Accelerating carbon biomineralisation in seawater to help reduce atmospheric carbon dioxide

September 4th, 2023

Mimicking natural processes to speed-up carbon capture

Project duration: June 2023–June 2026

Image: DALL·E with prompt: “Lab grown calcium carbonate materials produced by microbes in a sci-fi lattice shape for building materials”

Project lead

Dr Hafna Ahmed

Research Scientist


Co-funded by the Advanced Engineering Biology and CarbonLock Future Science Platforms, the project team involves: Veena Nagaraj, Mihaela Grigore, Colin Scott, Oliver Mead, Andrew Warden and Robert Speight.


Coral reefs have been major sinks of atmospheric carbon dioxide (CO2) for around 500 million years. Animals such as corals and molluscs use templating proteins to aid the biomineralisation of  dissolved CO2 in seawater and create up to 4 kg per m2 per year of calcium carbonate (CaCO3) in the form of exoskeletons and shells.

Engineering biology enables us to mimic these processes to occur outside a living organism, or to engineer fast-growing microorganisms, such as those that form organo-sedimentary structures like microbialites or stromatolites, that can be cultivated for accelerated carbon locking from the atmosphere via biomineralisation. In this process, we can identify and characterise different templating proteins that occur in nature and optimise their combinations to accelerate CaCO3 formation using atmospheric CO2. The resulting CaCO3 could also be used in applications such as building materials, helping to offset carbon-intensive processes like concrete formation, which accounts for ~8% of global CO2 emissions.

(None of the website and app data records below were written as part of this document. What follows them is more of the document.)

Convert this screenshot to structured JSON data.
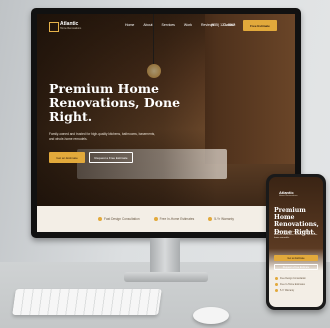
{
  "brand": {
    "name": "Atlantic",
    "tagline": "Home Renovations"
  },
  "nav": {
    "items": [
      "Home",
      "About",
      "Services",
      "Work",
      "Reviews",
      "Contact"
    ],
    "phone": "(555) 123-4567",
    "cta": "Free Estimate"
  },
  "hero": {
    "title": "Premium Home Renovations, Done Right.",
    "subtitle": "Family-owned and trusted for high-quality kitchens, bathrooms, basements, and whole-home remodels.",
    "primary_button": "Get an Estimate",
    "secondary_button": "Request a Free Estimate"
  },
  "trust": [
    "Fast Design Consultation",
    "Free In-Home Estimates",
    "5-Yr Warranty"
  ],
  "mobile": {
    "title": "Premium Home Renovations, Done Right.",
    "primary_button": "Get an Estimate",
    "secondary_button": "Request a Free Estimate",
    "trust": [
      "Free Design Consultation",
      "Free In-Home Estimates",
      "5-Yr Warranty"
    ]
  },
  "colors": {
    "accent": "#e2a93b",
    "dark": "#2b1a10",
    "cream": "#f3eee6"
  }
}
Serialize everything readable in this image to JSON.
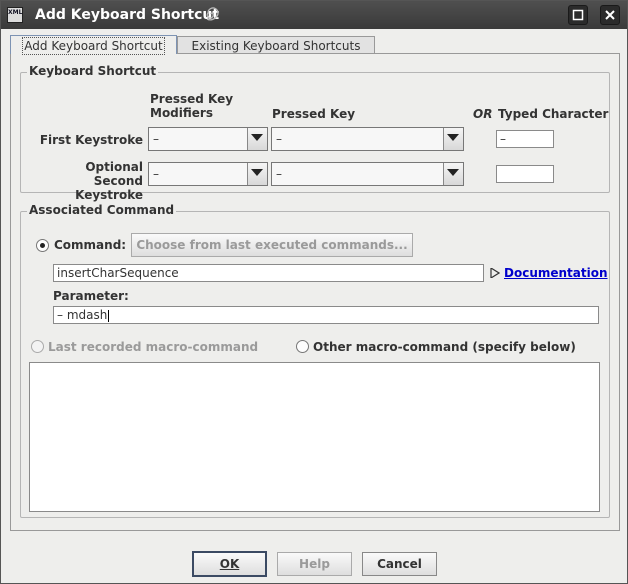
{
  "window": {
    "title": "Add Keyboard Shortcut",
    "app_icon_text": "XML"
  },
  "tabs": [
    {
      "label": "Add Keyboard Shortcut",
      "active": true
    },
    {
      "label": "Existing Keyboard Shortcuts",
      "active": false
    }
  ],
  "keyboard_shortcut": {
    "group_title": "Keyboard Shortcut",
    "col_modifiers": "Pressed Key\nModifiers",
    "col_key": "Pressed Key",
    "col_or": "OR",
    "col_typed": "Typed Character",
    "first_label": "First Keystroke",
    "second_label": "Optional\nSecond Keystroke",
    "first_modifiers": "–",
    "first_key": "–",
    "first_typed": "–",
    "second_modifiers": "–",
    "second_key": "–",
    "second_typed": ""
  },
  "associated_command": {
    "group_title": "Associated Command",
    "command_label": "Command:",
    "choose_button": "Choose from last executed commands...",
    "command_value": "insertCharSequence",
    "documentation_link": "Documentation",
    "parameter_label": "Parameter:",
    "parameter_value": "– mdash",
    "last_macro_label": "Last recorded macro-command",
    "other_macro_label": "Other macro-command (specify below)",
    "macro_text": ""
  },
  "buttons": {
    "ok": "OK",
    "help": "Help",
    "cancel": "Cancel"
  },
  "colors": {
    "titlebar": "#444444",
    "link": "#0000cc",
    "tab_border_active": "#7d93b3"
  }
}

Enhancing and adapting naturally-occurring biogeochemical processes for carbon sequestration in controlled environments has not yet been widely explored, despite being a feasible method of deploying and scaling biomineralisation technology. What’s lacking is a deeper understanding of the biological processes and molecules involved and how they interact and influence the formation of geological structures. Unlocking this knowledge will bring us a step closer to efficient carbon storage and the significant market opportunities that exist for novel Intellectual Property (IP), green construction materials and carbon-offset credits.


The research will contribute to the fundamental biochemical understanding of how marine organisms capture and store carbon.

Carbon biomineralisation requires hydrogen carbonate ions (HCO3) produced from CO2, calcium ions, an alkaline pH, and templating proteins that nucleate unstructured CaCO3 to crystalline forms aided by other biomolecules like collagens, fats, and sugars.

While there’s been considerable work done on characterising and optimising the enzymes carbonic anhydrase and urease that make HCO3 from CO2 for biological carbon capture, there’s been surprisingly little work done on identifying how templating proteins initiate and influence the CaCO3 crystallisation process to store and lock the carbon.

Using engineering biology, we’ll address the significant knowledge gap in the biochemical and molecular understanding of how templating proteins interact with inorganic ions, each other, or other biomolecules to control the carbon biomineralisation process and the CaCO3 forms produced. We’ll also investigate their use in in vitro systems or engineered organisms to aid and accelerate carbon capture efforts and, in the process, generate value-added collateral.


A primary risk of the project is the failure to identify templating proteins that successfully accelerate carbon biomineralisation, which we’ll mitigate by exploring proteins from many different organisms and protein families.

There are also challenges with scalability and regulatory requirements. For instance, the hydrogen protons released from the formation of unstructured CaCO3 and by carbonic anhydrase leads to acidification of the reaction medium. This problem must be overcome to have net carbon sequestration, and also because the CaCO3 formation process is more rapid at an alkaline pH. Moreover, it would limit the technology to controlled environments because acidification of water bodies can adversely affect native organisms. One way to deal with it is to engineer naturally nitrogen-fixing bacteria that live in microbialites, while another option is to perform the biomineralisation in purpose-built hypersaline/alkaline lakes, which are ideal for microbialite and stromatolite formation.

Success of the project also relies on limiting the amount of CO2 produced by the process itself, however, there is room for this to be optimised and investigated in detail once a prototype process and technologies are available.


Iniesto et al. (2021). Rapid formation of mature microbialites in Lake Alchichica, Mexico.

Mass et al. (2013). Cloning and characterization of four novel coral acid-rich proteins that precipitate carbonates in vitro.